- In 2021, almost 3 000 people were hit by cars in Ghana. When there aren’t sidewalks in cities, people have to walk in the road.
- But it’s not only the state of a road that puts people in danger. Doing distracting things while walking — like using a cellphone — also ups the chance of getting into an accident.
- Researchers in Ghana says having a city plan to lower pedestrian accidents is good, but walkers need to change their behaviour too.
Walking has health and environmental benefits — but it’s not always a person’s choice for getting around. And it does come with hazards. One fifth of the people killed on the roads globally are pedestrians.
In Ghana, like in other developing countries, walking is the main mode of travel. A 2012 survey found that 64.4% of the workforce went to work on foot.
Pedestrians are vulnerable for several reasons. The design of road infrastructure is one. Research has shown that the absence of sidewalks forces pedestrians into the road, exposing them to motorised transport that heightens the risk of traffic crashes and injuries.
Risky in-traffic pedestrian walking behaviour is also a factor. Consuming alcohol, chatting with others, and using a mobile phone all heighten the risk of injuries.
As transport geographers we set out to discover what distracts pedestrians in Accra’s main business district. Our study discovered that the use of mobile devices, poorly designed infrastructure and advanced age all played a role. We suggest the city needs pedestrian-friendly infrastructure and local laws to regulate walking behaviour.
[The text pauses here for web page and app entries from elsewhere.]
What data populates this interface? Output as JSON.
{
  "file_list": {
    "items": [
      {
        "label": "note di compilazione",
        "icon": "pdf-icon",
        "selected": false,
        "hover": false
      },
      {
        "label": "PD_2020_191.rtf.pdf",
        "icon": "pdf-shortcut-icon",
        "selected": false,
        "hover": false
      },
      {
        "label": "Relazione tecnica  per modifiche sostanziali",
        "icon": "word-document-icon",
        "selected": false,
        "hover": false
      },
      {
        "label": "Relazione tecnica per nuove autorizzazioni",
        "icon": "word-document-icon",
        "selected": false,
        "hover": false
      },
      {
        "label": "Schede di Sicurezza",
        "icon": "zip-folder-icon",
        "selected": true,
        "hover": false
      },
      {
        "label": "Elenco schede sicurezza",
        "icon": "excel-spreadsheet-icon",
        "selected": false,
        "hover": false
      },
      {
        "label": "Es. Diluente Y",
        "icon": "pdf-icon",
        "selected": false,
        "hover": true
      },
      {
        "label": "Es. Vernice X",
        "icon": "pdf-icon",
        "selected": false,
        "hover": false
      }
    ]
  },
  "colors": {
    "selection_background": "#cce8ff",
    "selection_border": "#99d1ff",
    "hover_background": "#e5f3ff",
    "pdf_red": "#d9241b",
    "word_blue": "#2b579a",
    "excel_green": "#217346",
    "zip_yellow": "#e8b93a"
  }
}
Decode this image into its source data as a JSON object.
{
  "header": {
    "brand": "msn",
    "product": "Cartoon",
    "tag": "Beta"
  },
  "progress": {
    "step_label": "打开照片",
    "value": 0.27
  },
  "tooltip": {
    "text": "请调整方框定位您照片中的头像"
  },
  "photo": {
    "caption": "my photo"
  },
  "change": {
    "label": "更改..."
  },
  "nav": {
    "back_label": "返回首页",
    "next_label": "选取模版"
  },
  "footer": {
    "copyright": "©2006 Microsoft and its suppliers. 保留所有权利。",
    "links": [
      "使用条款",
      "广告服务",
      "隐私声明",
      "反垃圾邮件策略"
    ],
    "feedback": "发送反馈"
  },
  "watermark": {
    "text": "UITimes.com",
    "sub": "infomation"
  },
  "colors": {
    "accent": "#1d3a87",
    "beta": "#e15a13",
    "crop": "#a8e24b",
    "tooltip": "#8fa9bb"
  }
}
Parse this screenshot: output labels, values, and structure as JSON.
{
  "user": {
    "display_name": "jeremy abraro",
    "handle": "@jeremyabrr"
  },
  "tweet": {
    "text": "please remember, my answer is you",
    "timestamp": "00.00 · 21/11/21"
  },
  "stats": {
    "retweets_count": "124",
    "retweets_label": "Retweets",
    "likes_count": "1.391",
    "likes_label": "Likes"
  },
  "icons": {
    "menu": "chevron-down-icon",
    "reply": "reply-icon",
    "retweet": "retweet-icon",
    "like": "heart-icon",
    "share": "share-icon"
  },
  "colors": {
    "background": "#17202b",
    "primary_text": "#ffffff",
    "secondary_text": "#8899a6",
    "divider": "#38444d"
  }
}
Cell phones distract people on foot — just like those in cars!
We chose to study the central business district of the capital, Accra, since it accounts for 57.6% of pedestrian accidents within the Accra Metropolitan Assembly. It also records high foot traffic, being a major economic hub in Ghana.
The study engaged 400 commuters. We asked respondents to rank various activities they commonly engaged in while walking. A five-point scale indicated the extent of their engagement in these activities.
The respondents’ top four distracting activities involved using digital devices like mobile phones. Listening to music on a mobile phone emerged as the major distraction: 79% of respondents ranked it as their most common distractive activity. Making or receiving phone calls and conversing with other people while walking (2nd and 3rd) followed. Browsing the internet on mobile phones ranked 4th, and was widespread among those aged 9-24 and 27-42.
Who is distracted?
The study also indicated that sex, age, level of education, occupation, reasons for walking and weekly time spent walking were significant predictors of distractions.
Male pedestrians were more than twice as likely to engage in distractive activities. This is consistent with the expectations of some behaviour experts.
On age, the data revealed a significant association between commuters aged 49-59 and distracted walking. A growing body of literature has identified older people as engaging in distracted walking since they are less likely to estimate their walking environment accurately. Even looking at signage or objects of interest, buying items, or conversing with other pedestrians may increase their risk of injury.
Respondents with senior high school education (nine years of basic education) were also more prone to distraction. Evidence shows that most Ghanaians end their education at this level. Working in the informal economy as hawkers or in other businesses encroaching on sidewalks, people are likely to compete with pedestrians for space or run after moving cars to sell their wares.
Relative to respondents who walked only for short trips, respondents who walked as part of their job recorded a far higher likelihood of engaging in distractive behaviour. Most of their day is spent walking, engaged in activities like sales or marketing, providing a courier service, or hawking.
Finally, time allocated to walking made a difference to behaviour. Whether weekly or daily, respondents who dedicated more time to walking in the CBD were more likely to walk in a distracted way.
Accra already has a pedestrian safety action plan, but it focuses on the built environment rather than on behaviour. This study suggested the plan should include a policy statement on pedestrian walking behaviour.
The Accra Metropolitan Assembly (the administrative authority) can enact laws restricting pedestrians from listening to music with headphones, making phone calls while crossing roads or engaging in unwarranted conversations.
Additionally, the National Road Safety Authority and Ghana Police Service should collaborate on educational outreach programmes on all media platforms. They should focus on the dangers and causes of distractive walking.
Interventions like these offer the chance to reduce pedestrian injuries in Accra.